    August 1, 2014

  • Tax holiday weekend is perfect time to shop

    August means children across the state are headed back to school, and for parents that means it’s time to buy new shoes and clothes for children who have outgrown their old ones. It means it’s time to buy new school supplies, and it may even mean it’s time to get a child a new computer to do their school work.

    July 30, 2014

  • "We’ve had a great ride"

    For 60 years, the Green Spot has been a part of Dalton.
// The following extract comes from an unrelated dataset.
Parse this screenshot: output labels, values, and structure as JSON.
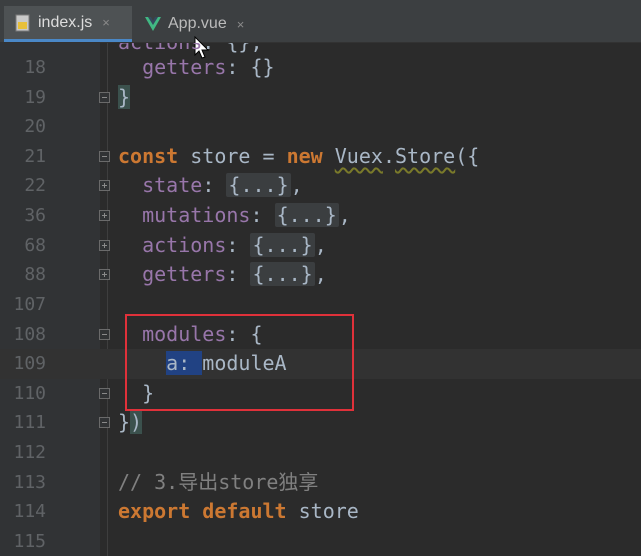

It survived long after most other locally owned grocery stores in the area had folded to competition from big chain grocery stores and to big box super stores.

    July 29, 2014

  • Charles Oliver: Traveler from a district in Columbia?

    Jim Gray was traveling out of Orlando International Airport when a Transportation Security Administration officer tried to stop him from boarding his plane.

    July 29, 2014

  • Letter: Children are not the enemy

    We recently read somewhere that our country is at war, not with another nation but with one another.

    July 29, 2014

  • Ensuring the joy of reading

    They’re little, they’re libraries, and best of all, they’re free.

    July 28, 2014

  • Move carefully, but soon

    No one intended for it to happen. No one had any bad motives.
    But during a period of 40 years or more, quite a few people didn’t do enough planning, didn’t have enough foresight to see what all of the development in Dalton would do.

    July 27, 2014

  • Local school systems must bear costs of federal immigration failure

    No word. No warning. Little help.
    That’s what Dalton Public Schools officials received from the federal government when it dropped 30 Central American students into local classrooms last school year.

    July 26, 2014

  • Sacrifices worth honoring

    Members of the Dalton City Council were recently approached by representatives of the local chapter of the Military Order of the Purple Heart with a request to declare Dalton a Purple Heart City. Council members indicated they will approve the request.

    July 24, 2014

  • We must do better

    The numbers tell a sad tale.
    Registered voters: 36,843.
    Cards cast: 5,307.
    That means the turnout for Tuesday’s runoffs in Whitfield County was a measly 14.4 percent, according to unofficial results from the Whitfield County elections office.

    July 23, 2014